Nair, M.G., Seenivasan, N., Liu, Y., Feick, R.M., Maung, Z.T.A. and Melakeberhan, H. (2015). Leaf constituents of Curcuma spp. suppress Meloidogyne hapla and increase bacterial-feeding nematodes. Nematology, 17:353–361.

Melakeberhan H, W. Wang, A. Kravchenko, and  K. Thelen (2015). Effects of agronomic practices on the timeline of Heterodera glycines establishment in a new location. Nematology, 17:705-713.

Melakebehan, H., Z.T.Z, Maung, S. Yildiz, T. Schmidt, T. Teal, J. Qi, J. Gronseth, C. Kwoseh, T. Adjei-Gyapong, V. Saka, M. Lowole, J.W. Kimenju, G.N. Karuku, P.M. Wachira, G. Kariuki, and V.N. Gathaara (2013). Hidden biological secrets that could revolutionize ecosystem based food security and adaptation to climate change in degraded sub-Saharan Africa soils. UNEP Conference on Harnessing Ecosystem Services, Nairobi, Kenya, August 20-21, 2013. http://www.foodsec.aaknet.org/index.php/widgetkit/capacity-building

Melakeberhan, H., and W. Wang (2013). Proof-of-concept for managing Meloidogyne hapla parasitic variability in carrot production soils. Nematology, 14:339-346.

Melakeberhan, H., and W. Wang (2012).  Suitability of celery cultivars to populations of Meloidogyne hapla. Nematology, 14:623-629.

Melakeberhan, H., D. Douches, and W. Wang (2012). Interactions of selected potato cultivars and populations of Meloidogyne hapla adapted to the US Midwest soils. Crop Science, 52:1-6.

Mennan, S. and H. Melakeberhan (2010). Effects of biosolid amendment on populations of Meloidogyne hapla in soil with different textures and pHs. Bioresource Technology, 101: 7169-7175.

Melakeberhan, H. (2010). Cross-disciplinary efficiency assessment of agronomic and soil amendment practices designed to suppress biotic yield-limiting factors. Journal of Nematology, 42: 73-77.

Zasada, I., M.F. Avendano, Y.C., Li, T. Logan, H. Melakeberhan., S.R. Koenning, and G.L. Tylka (2008).  Potential of alkaline-stabilized biosolid to manage nematodes: Case studies on soybean cyst and root-knot nematodes. Plant Disease 92:4-13.

Melakeberhan, H., and M.F. Avendano (2008).  Spatio-temporal consideration of soil conditions and site-specific management of nematodes. Precision Agriculture 9: 341-354.

Melakeberhan.
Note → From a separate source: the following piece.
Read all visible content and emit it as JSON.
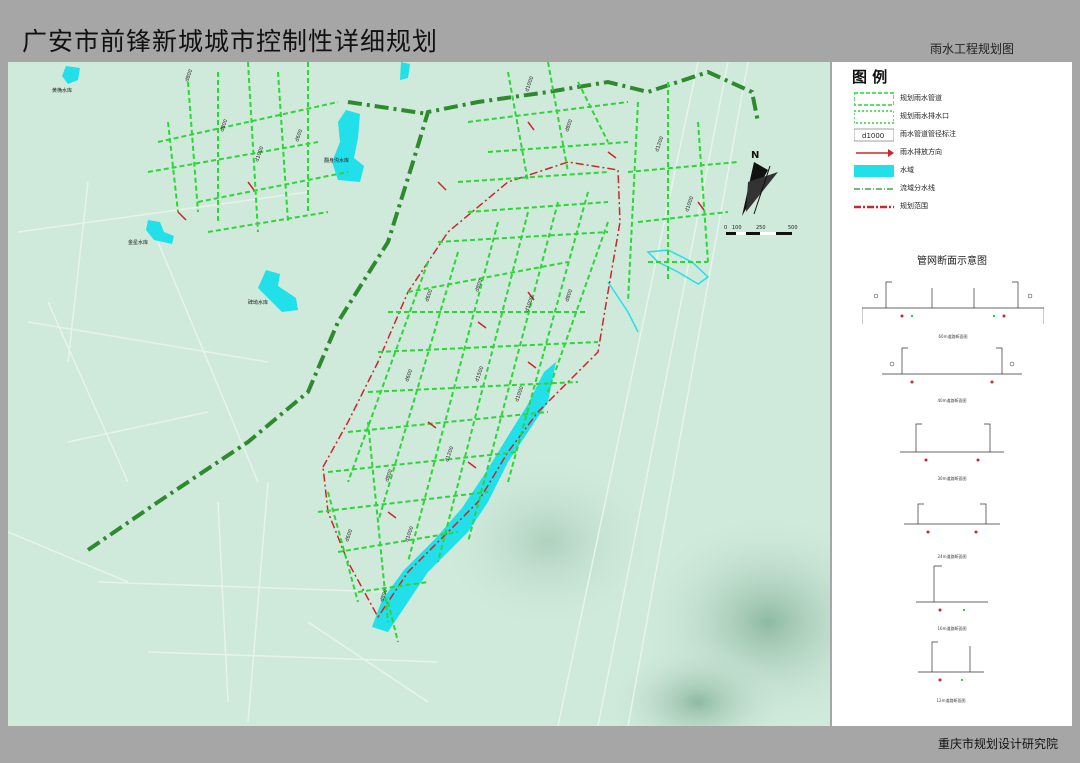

H., S. Mennan, M. Ngouajio, and T. Dudek (2008).  Effect of Meloidogyne hapla on multi-purpose use of oilseed radish (Raphanus sativus).  Nematology 10: 375-379.

Melakeberhan, H. (2007).  Effect of starter nitrogen on soybeans under Heterodera glycines infestation.  Plant and Soil 301: 111-121.

Melakeberhan, H., S. Mennan, S. Chen, B. Darby, and T. Dudek (2007).  Integrated approaches to understanding and managing Meloidogyne hapla populations’ parasitic variability.  Crop Protection 26:894-902.

Donald, P. A., P.E. Pierson, S.K. St. Martin, P.R. Sellers, G.R. Noel, A.E. MacGuidwin, J. Faghihi, V.R. Ferris, C.R. Grau, D.J. Jardine, H. Melakeberhan, T.L. Niblack, W.C. Stienstra, G.L. Tylka, T. A. Wheeler, and D.S. Wysong (2006).  Assessing Heterodera glycines-resistant and susceptible cultivar yield response. Journal of Nematology, 38: 76-82.

Melakeberhan, H. (2006).  Fertiliser use efficiency of soybean cultivars infected with Meloidogyne incognita and Pratylenchus penetrans.  Nematology, 8: 129-137.

Selected Publications updated April 2021

See Abbreviated CV for a full list